Dog obesity is a serious issue facing dogs and their owners, and it’s only becoming more prevalent. A 2022 survey by the Association for Pet Obesity Prevalence revealed that 59 percent of dogs in the U.S. are classified as overweight, a 3 percent increase from 2018. Since only 36 percent of dog owners think that their best pal is overweight, the issue of dog obesity does not appear to be going anywhere anytime soon.
But how do you tell if your dog is overweight, or worse? What can you do about your dog’s body weight? And how much does it matter if your begging buddy is classified as obese? Our Taste of the Wild Guide to Dog Obesity can help answer some of your questions, but when in doubt about obesity in dogs, dog diets or any other health issues, consult your veterinarian.
How to Tell If Your Dog Is Overweight

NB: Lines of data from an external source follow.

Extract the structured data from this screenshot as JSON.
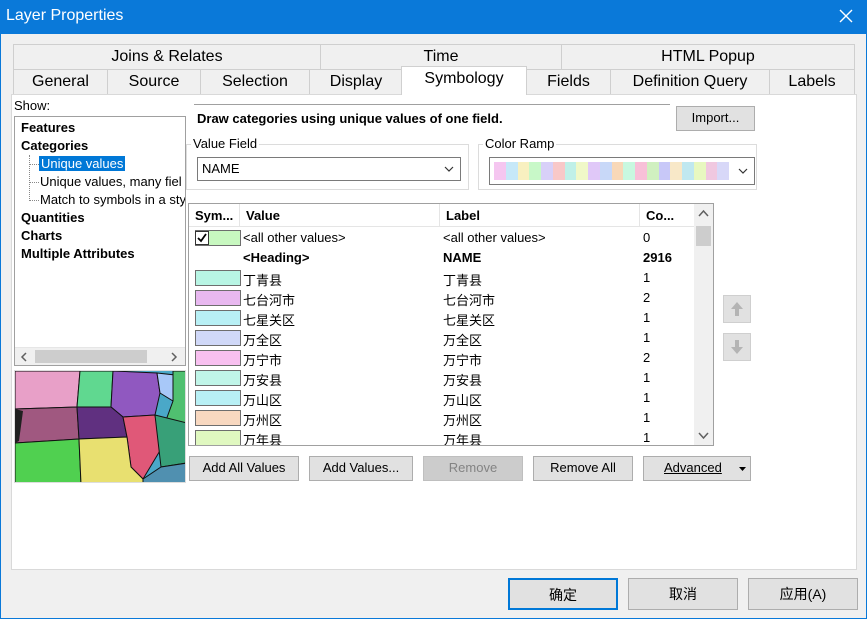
{
  "window": {
    "title": "Layer Properties"
  },
  "tabs_row1": [
    "Joins & Relates",
    "Time",
    "HTML Popup"
  ],
  "tabs_row2": [
    "General",
    "Source",
    "Selection",
    "Display",
    "Symbology",
    "Fields",
    "Definition Query",
    "Labels"
  ],
  "show": {
    "label": "Show:",
    "tree": [
      "Features",
      "Categories",
      "Unique values",
      "Unique values, many fiel",
      "Match to symbols in a sty",
      "Quantities",
      "Charts",
      "Multiple Attributes"
    ]
  },
  "description": "Draw categories using unique values of one field.",
  "import_label": "Import...",
  "value_field": {
    "caption": "Value Field",
    "value": "NAME"
  },
  "color_ramp": {
    "caption": "Color Ramp",
    "colors": [
      "#f5c6f0",
      "#c6e8f8",
      "#f8f0c0",
      "#c8f8c8",
      "#d8d0f8",
      "#f8c8c8",
      "#c0f0e8",
      "#f0f8c8",
      "#e0c8f8",
      "#c8d8f8",
      "#f8d8b8",
      "#c8f8e0",
      "#f8c0d8",
      "#d0f0c0",
      "#c8c8f8",
      "#f8e8c8",
      "#c0e8f0",
      "#e8f8c0",
      "#f0c8e0",
      "#d8d8f8"
    ]
  },
  "table": {
    "headers": {
      "symbol": "Sym...",
      "value": "Value",
      "label": "Label",
      "count": "Co..."
    },
    "rows": [
      {
        "color": "#c8f8c0",
        "value": "<all other values>",
        "label": "<all other values>",
        "count": "0"
      },
      {
        "value": "<Heading>",
        "label": "NAME",
        "count": "2916"
      },
      {
        "color": "#b8f5e4",
        "value": "丁青县",
        "label": "丁青县",
        "count": "1"
      },
      {
        "color": "#e8b8f0",
        "value": "七台河市",
        "label": "七台河市",
        "count": "2"
      },
      {
        "color": "#b8f0f5",
        "value": "七星关区",
        "label": "七星关区",
        "count": "1"
      },
      {
        "color": "#d0d8f8",
        "value": "万全区",
        "label": "万全区",
        "count": "1"
      },
      {
        "color": "#f8c0f0",
        "value": "万宁市",
        "label": "万宁市",
        "count": "2"
      },
      {
        "color": "#c0f5e8",
        "value": "万安县",
        "label": "万安县",
        "count": "1"
      },
      {
        "color": "#b8f0f5",
        "value": "万山区",
        "label": "万山区",
        "count": "1"
      },
      {
        "color": "#f8d8c0",
        "value": "万州区",
        "label": "万州区",
        "count": "1"
      },
      {
        "color": "#e0f8c0",
        "value": "万年县",
        "label": "万年县",
        "count": "1"
      }
    ]
  },
  "buttons": {
    "add_all": "Add All Values",
    "add_values": "Add Values...",
    "remove": "Remove",
    "remove_all": "Remove All",
    "advanced": "Advanced"
  },
  "footer": {
    "ok": "确定",
    "cancel": "取消",
    "apply": "应用(A)"
  }
}
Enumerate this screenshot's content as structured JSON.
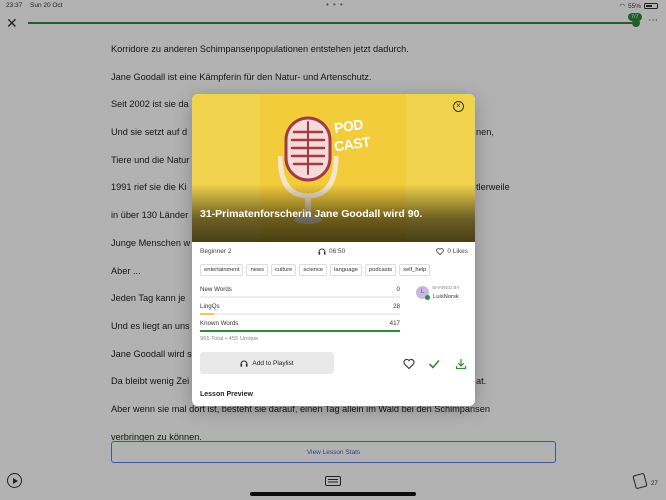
{
  "status": {
    "time": "23:37",
    "date": "Sun 20 Oct",
    "battery": "55%"
  },
  "progress": {
    "badge": "7/7",
    "fraction": 1.0
  },
  "reader": {
    "lines": [
      "Korridore zu anderen Schimpansenpopulationen entstehen jetzt dadurch.",
      "Jane Goodall ist eine Kämpferin für den Natur- und Artenschutz.",
      "Seit 2002 ist sie da",
      "Und sie setzt auf d",
      "nen,",
      "Tiere und die Natur",
      "1991 rief sie die Ki",
      "tlerweile",
      "in über 130 Länder",
      "Junge Menschen w",
      "Aber ...",
      "Jeden Tag kann je",
      "Und es liegt an uns",
      "Jane Goodall wird s",
      "Da bleibt wenig Zei",
      "at.",
      "Aber wenn sie mal dort ist, besteht sie darauf, einen Tag allein im Wald bei den Schimpansen",
      "verbringen zu können."
    ],
    "view_stats_label": "View Lesson Stats",
    "cards_count": "27"
  },
  "modal": {
    "cover_text_top": "POD",
    "cover_text_bottom": "CAST",
    "title": "31-Primatenforscherin Jane Goodall wird 90.",
    "level": "Beginner 2",
    "duration": "06:50",
    "likes": "0 Likes",
    "tags": [
      "entertainment",
      "news",
      "culture",
      "science",
      "language",
      "podcasts",
      "self_help"
    ],
    "stats": [
      {
        "label": "New Words",
        "value": "0",
        "fraction": 0.0,
        "color": "#cccccc"
      },
      {
        "label": "LingQs",
        "value": "28",
        "fraction": 0.07,
        "color": "#f2c94c"
      },
      {
        "label": "Known Words",
        "value": "417",
        "fraction": 1.0,
        "color": "#2f8a3a"
      }
    ],
    "totals": "965 Total  •  455 Unique",
    "shared_by_label": "SHARED BY",
    "shared_by_user": "LuisNorsk",
    "avatar_letter": "L",
    "playlist_label": "Add to Playlist",
    "lesson_preview": "Lesson Preview"
  }
}
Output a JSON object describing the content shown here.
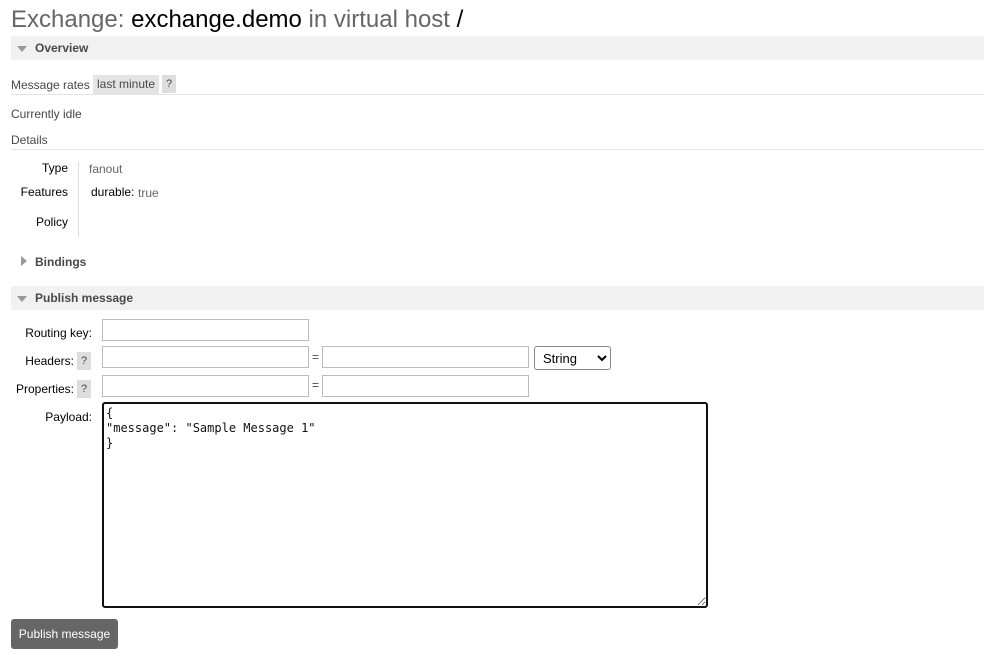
{
  "title": {
    "prefix": "Exchange: ",
    "name": "exchange.demo",
    "middle": " in virtual host ",
    "vhost": "/"
  },
  "overview": {
    "header": "Overview",
    "message_rates_label": "Message rates",
    "rate_period": "last minute",
    "help": "?",
    "status": "Currently idle",
    "details_label": "Details",
    "details": {
      "type_label": "Type",
      "type_value": "fanout",
      "features_label": "Features",
      "feature_key": "durable:",
      "feature_value": "true",
      "policy_label": "Policy",
      "policy_value": ""
    }
  },
  "bindings": {
    "header": "Bindings"
  },
  "publish": {
    "header": "Publish message",
    "routing_key_label": "Routing key:",
    "routing_key_value": "",
    "headers_label": "Headers:",
    "headers_help": "?",
    "header_key_value": "",
    "header_val_value": "",
    "equals": "=",
    "header_type": "String",
    "header_type_options": [
      "String"
    ],
    "properties_label": "Properties:",
    "properties_help": "?",
    "property_key_value": "",
    "property_val_value": "",
    "payload_label": "Payload:",
    "payload_value": "{\n\"message\": \"Sample Message 1\"\n}",
    "submit_label": "Publish message"
  },
  "colors": {
    "section_bg": "#f1f1f1",
    "button_bg": "#666666",
    "pill_bg": "#e4e4e4"
  }
}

As proven by the survey we mentioned earlier, many dog owners don’t know if their dog is overweight. How do you tell if a little baggage around the belly is natural or if it’s excess for your dog? First, an adult dog’s weight isn’t the only thing you need to measure. You should start by consulting a Body Condition Score System (BCS) chart and comparing it to your dog’s ribs, waist and hips. Veterinarians recommend monitoring and evaluating your pet’s BCS once a month to make sure you stay ahead of the increasing pounds.
Do Overweight or Obese Dogs Really Need to Lighten Up?
If you determine that you do have an overweight dog on your paws, is that such a bad thing? Someone coined the term “fat and happy” for a reason, so is it really necessary that your overweight dog slims down? Well, yes. Extra pounds unequivocally mean extra health risks for your dog, and researchers have proven that dogs with an ideal BCS live an average of 2.5 years longer than overweight dogs of similar size and breed. If less weight means more years with your best friend, why wouldn’t you work toward that long and happy dog life? Here’s more information about that research along with some tips for getting started slimming down your overweight dog.
6 Tips to Stop Your Dog’s Begging and Help Them Lose Weight
Talking about helping your overweight dog slim down is easy; actually doing it is much harder. Have you tried staring into those big begging eyes when they’re pleading for a sliver of sausage or a bite of bacon and saying “no”? Easier said than done.
We often can’t resist slipping them just a tiny bite of our dinners. But those bites add up, and when the scales start to tip, you need to shut them off cold turkey. It might be time to have them help you by training them not to beg in the first place.
Need some tips on curbing your dog’s begging habits? We have the blog for you.
How to Tell If Your Dog Has Diabetes
Canine obesity leads to a plethora of health problems, and diabetes is one of the chief concerns when the walk becomes a waddle. But a dog doesn’t have to be overweight to have diabetes. Knowing the warning signs of diabetes can go a long way toward preventing it or letting the disease get out of hand, but prevention is always the best medicine.
Of course, sometimes your dog has diabetes, and it needs to be managed. The good news is that dog diabetes isn’t a death sentence; with proper care and management, even diabetic dogs can live long, healthy lives.
Here’s our post about the signs of diabetes and everything you should do to prevent diabetes in dogs, and care for those who have the disease.
Increasing Numbers of Pudgy Pooches Are Tipping the Scales
Despite the best efforts of veterinarians, the number of overweight or obese dogs is increasing faster than the numbers on the scale. Canine obesity is an ever-increasing problem for a number of reasons, but the average dog’s diet is a leading culprit. Of course, diet isn’t just the cause; it’s also the solution. Knowing how to feed a healthy diet is key to keeping your dog healthy for years to come. But that knowledge seems to be lacking in many dog households these days!
Here’s a look at the growing trend of overweight dogs and what pet owners can do to reverse it.
Excess Body Weight on Dogs Gets in the Way
As dog owners, our main goal is for our best friends to be happy and healthy. Knowing how to tell if they’re pleasantly plump or upsettingly obese is the first step toward fulfilling that goal.
But there’s more to the prevention of excess weight on dogs than simply noticing if the scales are tipping over. A healthy diet, plenty of exercise, regular vet visits and other good habits will help your dog live a long time, with a high quality of life, by your side.
And who could ask for more?
The information in this blog has been developed with our veterinarian and is designed to help educate pet parents. If you have questions or concerns about your pet's health or nutrition, please talk with your veterinarian.